*** Opening of Dataset content ***

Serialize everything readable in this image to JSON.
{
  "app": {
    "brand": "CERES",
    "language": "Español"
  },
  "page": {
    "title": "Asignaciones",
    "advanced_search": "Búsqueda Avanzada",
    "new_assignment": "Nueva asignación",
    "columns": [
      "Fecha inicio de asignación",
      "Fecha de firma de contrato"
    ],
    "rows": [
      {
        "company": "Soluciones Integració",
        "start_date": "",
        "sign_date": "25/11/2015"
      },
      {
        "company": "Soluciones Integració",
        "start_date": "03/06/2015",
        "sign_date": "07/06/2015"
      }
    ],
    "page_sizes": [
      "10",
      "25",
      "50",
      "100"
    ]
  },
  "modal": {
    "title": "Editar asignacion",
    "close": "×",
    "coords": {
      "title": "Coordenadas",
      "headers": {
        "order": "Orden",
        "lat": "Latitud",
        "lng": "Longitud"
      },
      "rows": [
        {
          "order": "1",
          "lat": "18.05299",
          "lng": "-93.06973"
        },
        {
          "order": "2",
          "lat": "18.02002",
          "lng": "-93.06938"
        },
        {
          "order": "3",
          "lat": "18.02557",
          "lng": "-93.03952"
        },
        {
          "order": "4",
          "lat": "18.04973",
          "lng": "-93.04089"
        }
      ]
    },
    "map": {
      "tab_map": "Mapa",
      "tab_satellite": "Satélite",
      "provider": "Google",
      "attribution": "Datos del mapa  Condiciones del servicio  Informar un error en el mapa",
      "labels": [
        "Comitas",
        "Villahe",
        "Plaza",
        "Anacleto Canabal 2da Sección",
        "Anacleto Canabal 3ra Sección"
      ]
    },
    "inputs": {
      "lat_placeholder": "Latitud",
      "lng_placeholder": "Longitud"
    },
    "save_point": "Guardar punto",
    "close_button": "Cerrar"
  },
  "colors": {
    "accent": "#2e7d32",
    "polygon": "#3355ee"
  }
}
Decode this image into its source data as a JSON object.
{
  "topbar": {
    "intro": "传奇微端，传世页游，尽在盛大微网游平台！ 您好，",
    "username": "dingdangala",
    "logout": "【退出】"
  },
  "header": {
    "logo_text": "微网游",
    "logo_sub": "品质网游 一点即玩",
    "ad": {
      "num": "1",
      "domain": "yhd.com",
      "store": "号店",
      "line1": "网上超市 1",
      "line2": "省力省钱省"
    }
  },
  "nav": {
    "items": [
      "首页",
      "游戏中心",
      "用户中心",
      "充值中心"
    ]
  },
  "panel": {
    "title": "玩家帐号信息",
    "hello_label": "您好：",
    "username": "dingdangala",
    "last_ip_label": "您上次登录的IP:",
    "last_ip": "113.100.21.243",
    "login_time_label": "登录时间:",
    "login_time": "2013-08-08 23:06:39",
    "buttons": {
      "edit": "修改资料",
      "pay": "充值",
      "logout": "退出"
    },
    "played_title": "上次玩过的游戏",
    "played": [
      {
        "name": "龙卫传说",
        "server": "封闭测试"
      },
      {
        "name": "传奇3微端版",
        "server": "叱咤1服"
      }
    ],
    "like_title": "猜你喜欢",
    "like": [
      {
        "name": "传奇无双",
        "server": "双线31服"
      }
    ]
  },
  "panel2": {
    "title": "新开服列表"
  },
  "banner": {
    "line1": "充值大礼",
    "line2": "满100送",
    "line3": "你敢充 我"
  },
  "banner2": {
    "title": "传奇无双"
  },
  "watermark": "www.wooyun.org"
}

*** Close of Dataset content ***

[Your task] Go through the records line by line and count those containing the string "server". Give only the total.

[Reply to the exercise] 3